This may seem like a lot of work just to achieve good dilution ventilation, and you’re right, it can be! It shows that the evolution of home design actually went backwards in some respects. While living in the New Orleans area for 10+ years, I took several plantation home tours when friends were visiting. These magnificent homes were smartly designed in many ways. High ceilings allowed the heat to rise and take in more cool air through doors and windows, creating a natural circulation within rooms. Windows and doors on opposite ends of the house could be opened to induce cross-ventilation. Transom windows over doors could be opened for ventilation even if the door was closed. Porches shaded the home’s interior from the heat during the hottest part of the day. Longwood, a unique antebellum home in Natchez Mississippi is octagonal; although it was never finished, there is a main rotunda that joins all the six floors to create a convective current to sweep summer heat up and out of the house. Even the octagonal design has no corners of dead air in each room. Our recent ancestors may not have had ways to deal with dustmites, pollen and particulates, but they certainly made the most of dilution ventilation, even without electricity. I grew up in a home in Maryland (hot sticky summers) with one window AC unit and a whole-house attic ventilation fan. What did we use the most? For sure, it was that attic fan. My sister and I would be summoned to open windows on the first and second floor and turn on the behemoth louvered fan, and the fresh air would start to flow in and cool the house in preparation for bedtime.
Enough of the olden days…! How can I accomplish good dilution ventilation with a minimum of effort?
- You don’t need to have screens in all windows, but a select number of windows should have clean screens and be easily opened. Consider installing allergen-filtering window screens in these windows at least.
- You can add smart controls to your ceiling fans so that all can be turned on via an app on your phone. This review gives the details on which smart products will work with the fans in your home.
- Smart thermostats can also remotely switch the fan to “on” from “auto”
- Place floor fans strategically where there seems to be no air movement.
- Tackle the problem of closed doors.
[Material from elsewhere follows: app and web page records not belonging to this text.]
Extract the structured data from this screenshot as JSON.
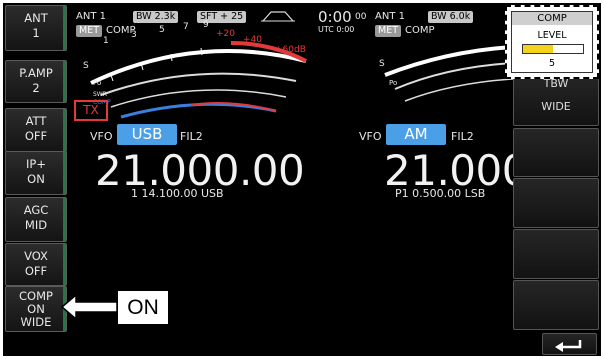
{
  "left_menu": [
    {
      "line1": "ANT",
      "line2": "1"
    },
    {
      "line1": "P.AMP",
      "line2": "2"
    },
    {
      "line1": "ATT",
      "line2": "OFF"
    },
    {
      "line1": "IP+",
      "line2": "ON"
    },
    {
      "line1": "AGC",
      "line2": "MID"
    },
    {
      "line1": "VOX",
      "line2": "OFF"
    },
    {
      "line1": "COMP",
      "line2": "ON",
      "line3": "WIDE"
    }
  ],
  "main_vfo": {
    "ant": "ANT 1",
    "bw": "BW 2.3k",
    "sft": "SFT + 25",
    "met": "MET",
    "comp_tag": "COMP",
    "tx": "TX",
    "vfo_label": "VFO",
    "mode": "USB",
    "filter": "FIL2",
    "frequency": "21.000.00",
    "sub_line": "1  14.100.00  USB",
    "scale_top": [
      "1",
      "3",
      "5",
      "7",
      "9",
      "+20",
      "+40",
      "+60dB"
    ],
    "scale_labels": [
      "S",
      "Po",
      "SWR",
      "COMP"
    ]
  },
  "sub_vfo": {
    "clock": "0:00",
    "clock_sec": "00",
    "utc": "UTC  0:00",
    "ant": "ANT 1",
    "bw": "BW 6.0k",
    "met": "MET",
    "comp_tag": "COMP",
    "vfo_label": "VFO",
    "mode": "AM",
    "filter": "FIL2",
    "frequency": "21.000.",
    "sub_line": "P1   0.500.00  LSB"
  },
  "right_menu": {
    "item1_line1": "TBW",
    "item1_line2": "WIDE"
  },
  "comp_popup": {
    "title": "COMP",
    "label": "LEVEL",
    "value": "5",
    "level_fraction": 0.5
  },
  "annotation": {
    "label": "ON"
  },
  "colors": {
    "screen_bg": "#000000",
    "mode_badge": "#4a9fe6",
    "tx_badge": "#e23a3a",
    "meter_red": "#e23a3a",
    "meter_blue": "#3a7fe0",
    "level_bar": "#f2d21b"
  },
  "icons": {
    "filter_shape": "filter-passband-icon",
    "return": "return-arrow-icon",
    "pointer": "hollow-left-arrow-icon"
  }
}
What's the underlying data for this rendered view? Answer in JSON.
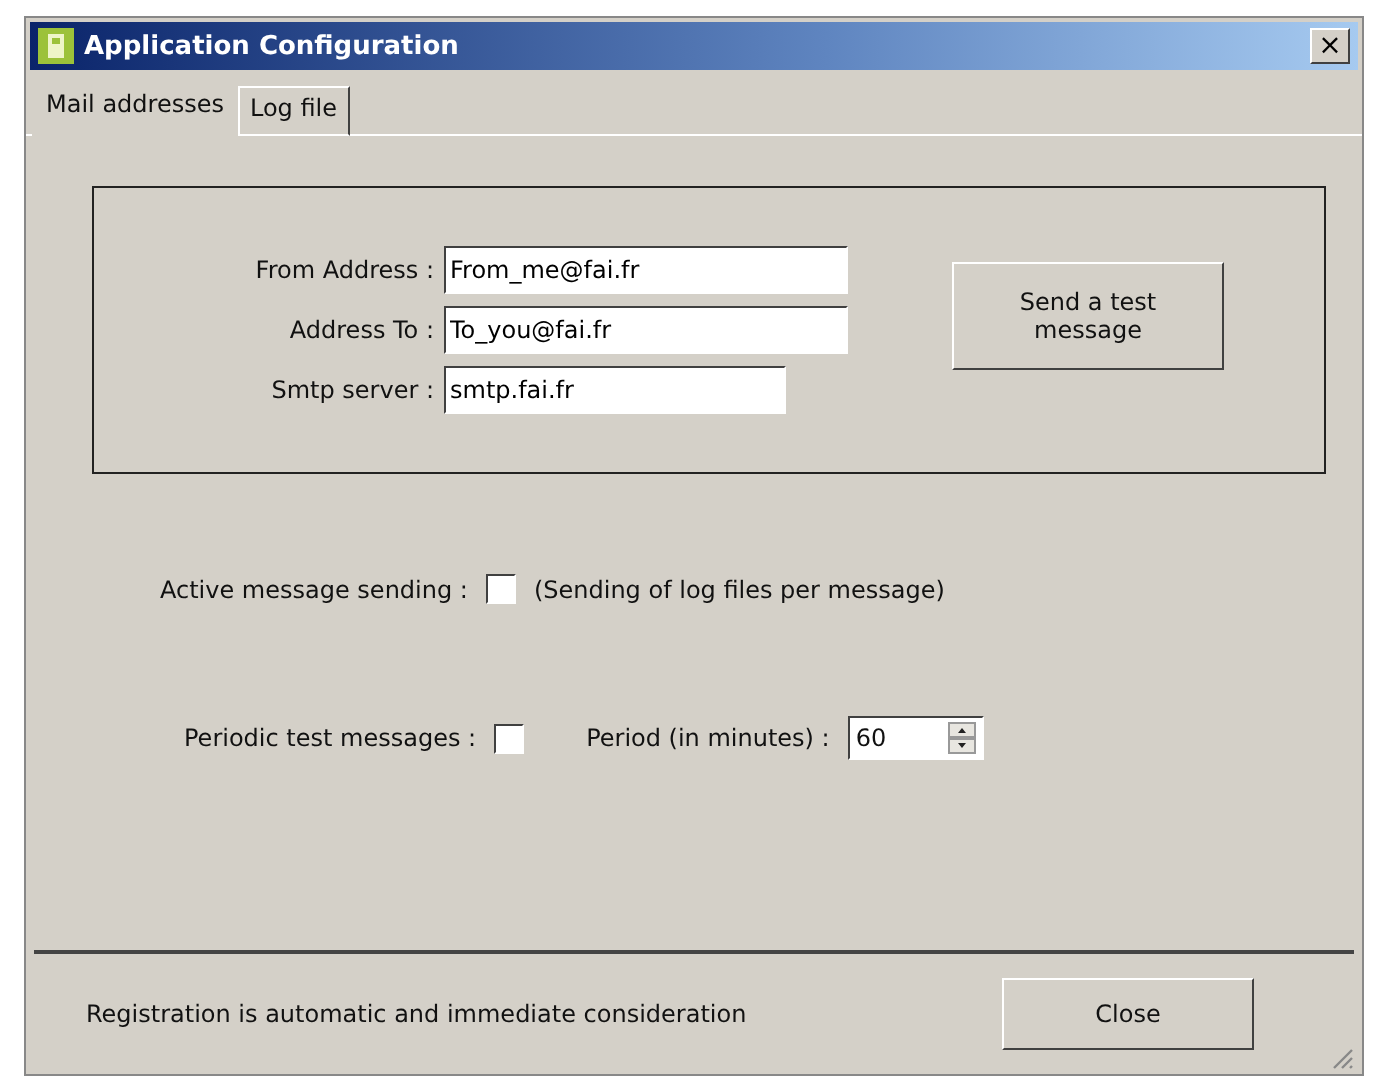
{
  "window": {
    "title": "Application Configuration",
    "close": "×"
  },
  "tabs": [
    {
      "label": "Mail addresses",
      "selected": true
    },
    {
      "label": "Log file",
      "selected": false
    }
  ],
  "mail_group": {
    "fields": [
      {
        "label": "From Address :",
        "value": "From_me@fai.fr",
        "kind": "wide"
      },
      {
        "label": "Address To :",
        "value": "To_you@fai.fr",
        "kind": "wide"
      },
      {
        "label": "Smtp server :",
        "value": "smtp.fai.fr",
        "kind": "narrow"
      }
    ],
    "test_button": "Send a test message"
  },
  "active_sending": {
    "label": "Active message sending :",
    "checked": false,
    "note": "(Sending of log files per message)"
  },
  "periodic": {
    "label": "Periodic test messages :",
    "checked": false,
    "period_label": "Period (in minutes) :",
    "period_value": "60"
  },
  "status_bar": {
    "text": "Registration is automatic and immediate consideration",
    "button": "Close"
  }
}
Sometimes it’s not always possible to open every door–like at night, when privacy, sound or light issues warrant bedroom doors to be closed. The AC fan creates positive pressure in the bedroom, while the air handler is trying to suck the air through a little ½” gap under the door (in most cases it’s just not enough of a gap). The solution is to install these In-Door Return Pathways, which are easy to install and allow air to circulate more freely through your home. Bathroom doors are perfect for these too.
- When it’s not possible to open windows due to rain, temperature or outside air pollution, visit our post “Fresh Air Intakes for HVAC” to see what’s available in letting your AC bring the fresh air in.
Next: check out our Part 2: Air Cleaning section to read the rest of Which purifier unit should I choose for my home?